Común Unidad presents the works of participants in a series of workshops facilitated by artist Soledad Fatima Muñoz and coordinated by curator and writer Yasmin Nurming-Por.
Two dominant forms of artistic production — the arpillera and lanigrafia — became vital to communicating the mass disappearances happening in Chile during the Pinochet dictatorship in the 1970’s with the outside world. Made by collectives of women out of textile scraps embroidered on burlap or in men’s prisons out of yarn and glue, these methods became ways in which personal experiences articulated the struggles of wider communities.
Revisiting these crafts practices within Canada, Muñoz facilitated these workshops with pioneering arpilleristas Belgica Castro Fuentes and Hector Maturana Bañados in Brampton, Davenport-Perth and at the Textile Museum of Canada. In each gathering groups of strangers came together to learn the techniques, bring their own perspectives and share their stories. What emerged from these workshops were new networks of individuals who found connections through making that are immeasurable by the contents of these walls alone.
Accompanying this series of collective works are two new textiles by Muñoz.
Soledad Fatima Munoz is an interdisciplinary artist, cultural worker and researcher born in her family’s exile in Canada and raised in Rancagua, Chile. Her work seeks to explore the ever-changing social spaces we inhabit and the archival properties of cloth. Through the investigation of the materiality of sound and the understanding of the woven structure as the continuation of our interconnected social gesture, her practice seeks to fabricate embodied instances that participate in the construction of a more equitable society and the creation of new archives of resistance.

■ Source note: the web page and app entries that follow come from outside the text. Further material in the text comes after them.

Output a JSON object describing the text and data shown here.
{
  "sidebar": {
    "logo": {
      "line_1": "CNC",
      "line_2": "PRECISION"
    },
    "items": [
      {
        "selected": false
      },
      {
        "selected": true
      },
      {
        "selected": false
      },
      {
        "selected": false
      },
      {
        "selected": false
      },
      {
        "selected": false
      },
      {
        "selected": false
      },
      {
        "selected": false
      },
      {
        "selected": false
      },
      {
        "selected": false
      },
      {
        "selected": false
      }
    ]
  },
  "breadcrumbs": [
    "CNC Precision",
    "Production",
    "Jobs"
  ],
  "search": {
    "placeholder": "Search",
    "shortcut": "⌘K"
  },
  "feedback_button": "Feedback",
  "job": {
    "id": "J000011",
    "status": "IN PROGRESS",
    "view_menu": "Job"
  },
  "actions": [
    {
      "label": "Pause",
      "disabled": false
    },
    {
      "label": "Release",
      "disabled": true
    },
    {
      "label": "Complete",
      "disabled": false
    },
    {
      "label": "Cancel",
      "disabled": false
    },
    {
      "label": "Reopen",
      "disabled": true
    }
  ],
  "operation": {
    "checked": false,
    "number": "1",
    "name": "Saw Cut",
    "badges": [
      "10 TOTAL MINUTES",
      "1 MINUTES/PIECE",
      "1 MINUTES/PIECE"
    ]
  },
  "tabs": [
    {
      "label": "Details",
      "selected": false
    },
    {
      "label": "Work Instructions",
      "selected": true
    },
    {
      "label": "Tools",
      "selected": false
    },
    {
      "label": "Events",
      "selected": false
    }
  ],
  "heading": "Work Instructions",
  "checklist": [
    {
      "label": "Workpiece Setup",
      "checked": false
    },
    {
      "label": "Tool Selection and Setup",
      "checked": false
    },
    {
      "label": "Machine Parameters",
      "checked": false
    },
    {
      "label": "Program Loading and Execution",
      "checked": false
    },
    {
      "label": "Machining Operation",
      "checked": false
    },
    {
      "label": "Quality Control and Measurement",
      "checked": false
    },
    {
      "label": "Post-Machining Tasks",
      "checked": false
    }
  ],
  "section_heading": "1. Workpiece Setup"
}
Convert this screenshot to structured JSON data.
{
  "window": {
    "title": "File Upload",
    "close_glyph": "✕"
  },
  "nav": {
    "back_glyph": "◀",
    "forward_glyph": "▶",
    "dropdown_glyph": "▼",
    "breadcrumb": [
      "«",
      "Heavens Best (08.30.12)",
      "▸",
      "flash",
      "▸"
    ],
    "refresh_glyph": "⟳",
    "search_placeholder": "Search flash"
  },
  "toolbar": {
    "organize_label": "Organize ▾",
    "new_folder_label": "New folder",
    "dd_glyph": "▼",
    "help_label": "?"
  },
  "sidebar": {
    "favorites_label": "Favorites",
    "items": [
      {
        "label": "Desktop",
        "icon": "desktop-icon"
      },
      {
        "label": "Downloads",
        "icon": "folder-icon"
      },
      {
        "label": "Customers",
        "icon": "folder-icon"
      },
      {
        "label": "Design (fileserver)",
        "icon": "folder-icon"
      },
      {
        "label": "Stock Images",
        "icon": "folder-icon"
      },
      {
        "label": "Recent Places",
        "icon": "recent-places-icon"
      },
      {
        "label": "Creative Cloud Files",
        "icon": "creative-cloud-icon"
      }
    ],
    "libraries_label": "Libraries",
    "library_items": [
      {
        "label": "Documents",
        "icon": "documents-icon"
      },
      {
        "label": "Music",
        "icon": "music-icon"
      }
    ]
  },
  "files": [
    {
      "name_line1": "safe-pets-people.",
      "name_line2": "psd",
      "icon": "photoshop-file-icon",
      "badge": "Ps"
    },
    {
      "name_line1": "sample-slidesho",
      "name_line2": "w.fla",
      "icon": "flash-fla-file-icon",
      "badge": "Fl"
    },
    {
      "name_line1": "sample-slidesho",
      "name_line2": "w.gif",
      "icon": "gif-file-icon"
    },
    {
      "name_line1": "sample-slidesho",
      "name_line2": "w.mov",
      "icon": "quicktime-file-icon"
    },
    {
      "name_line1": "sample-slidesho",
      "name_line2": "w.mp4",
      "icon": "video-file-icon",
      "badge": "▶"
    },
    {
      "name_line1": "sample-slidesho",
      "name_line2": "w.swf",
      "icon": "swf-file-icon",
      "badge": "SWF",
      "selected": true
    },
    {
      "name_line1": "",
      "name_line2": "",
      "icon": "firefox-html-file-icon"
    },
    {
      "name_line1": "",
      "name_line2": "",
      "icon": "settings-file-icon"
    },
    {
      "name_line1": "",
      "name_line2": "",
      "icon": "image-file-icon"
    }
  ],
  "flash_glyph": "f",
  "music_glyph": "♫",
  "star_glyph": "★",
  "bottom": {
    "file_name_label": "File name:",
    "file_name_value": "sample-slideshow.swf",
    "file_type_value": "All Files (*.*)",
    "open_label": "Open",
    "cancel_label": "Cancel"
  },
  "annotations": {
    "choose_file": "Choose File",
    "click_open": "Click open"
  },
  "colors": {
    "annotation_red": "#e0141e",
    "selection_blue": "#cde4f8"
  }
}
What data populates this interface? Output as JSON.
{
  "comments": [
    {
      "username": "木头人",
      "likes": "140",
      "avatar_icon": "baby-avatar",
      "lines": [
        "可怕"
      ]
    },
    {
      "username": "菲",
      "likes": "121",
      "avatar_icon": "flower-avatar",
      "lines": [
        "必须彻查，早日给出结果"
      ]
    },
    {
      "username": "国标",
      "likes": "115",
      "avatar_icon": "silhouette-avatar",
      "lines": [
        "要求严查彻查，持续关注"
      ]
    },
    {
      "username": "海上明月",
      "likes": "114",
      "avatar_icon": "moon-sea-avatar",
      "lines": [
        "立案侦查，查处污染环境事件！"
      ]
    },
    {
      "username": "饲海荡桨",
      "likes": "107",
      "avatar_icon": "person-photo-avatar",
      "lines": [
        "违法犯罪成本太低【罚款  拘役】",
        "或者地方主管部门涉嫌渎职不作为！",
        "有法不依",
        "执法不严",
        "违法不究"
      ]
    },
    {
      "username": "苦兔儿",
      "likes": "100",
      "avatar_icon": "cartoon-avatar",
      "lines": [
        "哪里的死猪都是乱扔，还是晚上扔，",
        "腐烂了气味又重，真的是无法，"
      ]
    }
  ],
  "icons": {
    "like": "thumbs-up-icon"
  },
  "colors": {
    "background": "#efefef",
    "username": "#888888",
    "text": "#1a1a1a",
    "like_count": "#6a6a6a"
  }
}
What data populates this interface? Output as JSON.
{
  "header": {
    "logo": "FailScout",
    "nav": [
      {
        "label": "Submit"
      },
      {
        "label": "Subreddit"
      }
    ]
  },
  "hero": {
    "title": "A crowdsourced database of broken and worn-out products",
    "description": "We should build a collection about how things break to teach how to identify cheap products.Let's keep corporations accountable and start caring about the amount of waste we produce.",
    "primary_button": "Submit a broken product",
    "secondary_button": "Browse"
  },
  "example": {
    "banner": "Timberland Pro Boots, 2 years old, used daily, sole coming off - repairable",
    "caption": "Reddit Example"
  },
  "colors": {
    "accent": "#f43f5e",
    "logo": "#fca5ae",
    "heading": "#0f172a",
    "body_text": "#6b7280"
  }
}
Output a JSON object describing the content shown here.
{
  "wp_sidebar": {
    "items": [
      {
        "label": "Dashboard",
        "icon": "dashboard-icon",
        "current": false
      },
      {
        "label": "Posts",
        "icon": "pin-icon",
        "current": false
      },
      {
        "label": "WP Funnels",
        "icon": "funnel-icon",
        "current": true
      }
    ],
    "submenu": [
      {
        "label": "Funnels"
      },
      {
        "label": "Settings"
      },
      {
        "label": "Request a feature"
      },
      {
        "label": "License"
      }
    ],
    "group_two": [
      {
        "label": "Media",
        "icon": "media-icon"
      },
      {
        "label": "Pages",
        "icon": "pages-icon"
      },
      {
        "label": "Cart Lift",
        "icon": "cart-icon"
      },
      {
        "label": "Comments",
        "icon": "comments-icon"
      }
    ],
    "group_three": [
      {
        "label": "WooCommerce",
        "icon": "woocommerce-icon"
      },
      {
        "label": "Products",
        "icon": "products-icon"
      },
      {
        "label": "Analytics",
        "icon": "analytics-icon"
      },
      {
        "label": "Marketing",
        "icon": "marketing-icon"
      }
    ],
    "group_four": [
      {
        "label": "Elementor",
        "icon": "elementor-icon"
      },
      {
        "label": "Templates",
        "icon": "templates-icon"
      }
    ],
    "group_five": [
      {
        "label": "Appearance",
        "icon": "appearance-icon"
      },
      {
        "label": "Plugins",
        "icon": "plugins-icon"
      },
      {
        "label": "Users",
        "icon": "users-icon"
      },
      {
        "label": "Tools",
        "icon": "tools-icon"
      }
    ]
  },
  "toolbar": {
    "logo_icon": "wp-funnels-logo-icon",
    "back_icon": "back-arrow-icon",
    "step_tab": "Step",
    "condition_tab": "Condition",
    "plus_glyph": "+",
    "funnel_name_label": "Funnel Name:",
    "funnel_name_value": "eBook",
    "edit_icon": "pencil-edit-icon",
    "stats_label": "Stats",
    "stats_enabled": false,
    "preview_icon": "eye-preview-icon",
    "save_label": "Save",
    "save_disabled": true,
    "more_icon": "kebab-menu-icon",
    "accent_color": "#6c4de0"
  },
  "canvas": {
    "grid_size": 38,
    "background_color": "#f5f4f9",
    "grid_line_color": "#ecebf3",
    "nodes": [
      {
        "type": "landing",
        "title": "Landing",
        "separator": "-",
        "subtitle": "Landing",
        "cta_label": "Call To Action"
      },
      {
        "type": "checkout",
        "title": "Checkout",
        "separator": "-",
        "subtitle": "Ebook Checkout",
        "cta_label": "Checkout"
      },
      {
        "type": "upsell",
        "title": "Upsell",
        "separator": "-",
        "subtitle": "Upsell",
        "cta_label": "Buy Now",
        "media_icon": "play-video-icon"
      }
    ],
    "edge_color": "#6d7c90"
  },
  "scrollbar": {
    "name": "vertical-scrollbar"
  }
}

In 2017, she co-founded CURRENT “Feminist Electronic Art Symposium and Mentorship,” a multidisciplinary, electronic art program working with women, non-binary, and BIPOC (Black, Indigenous and People of Colour) artists in Canada and beyond. Her latest collaborative audiovisual project entitled “La Parte de Atras de la Arpillera” features a collection of interviews with Chilean textile workers whose experiences stitch together the country’s history of resistance. Soledad has been the recipient of several awards, including the City of Vancouver Mayor’s Arts Award for Emerging Artist, The School of the Art Institute of Chicago New Artist Society Full Merit Scholarship, the Emily Carr University of Art + Design President’s Media Award and most recently the Textile Society of America Student and New Professionals Award.
Yasmin Nurming–Por is a curator and arts administrator based in Toronto, Canada. She has held curatorial and research positions at Sheridan College, Images Festival, Art Gallery of Ontario and Walter Phillips Gallery amongst others. Recent independent projects include the National Museum of Women in the Arts (Washington, DC), Alberta Foundation for the Arts (Edmonton, AB), Art Gallery of Guelph (ON), Video Pool (Winnipeg, MB), grunt gallery (Vancouver, BC), aka artist run (Saskatoon, SK), and Trinity Square Video (Toronto, ON). She is a member of international research group Lower Frequencies which explores the roles of socially-engaged practices in the public sphere. Her current research centres on the roles of permanent collections as tied to nationalism in the settler-colonial and post-colonial societies of the former British Empire.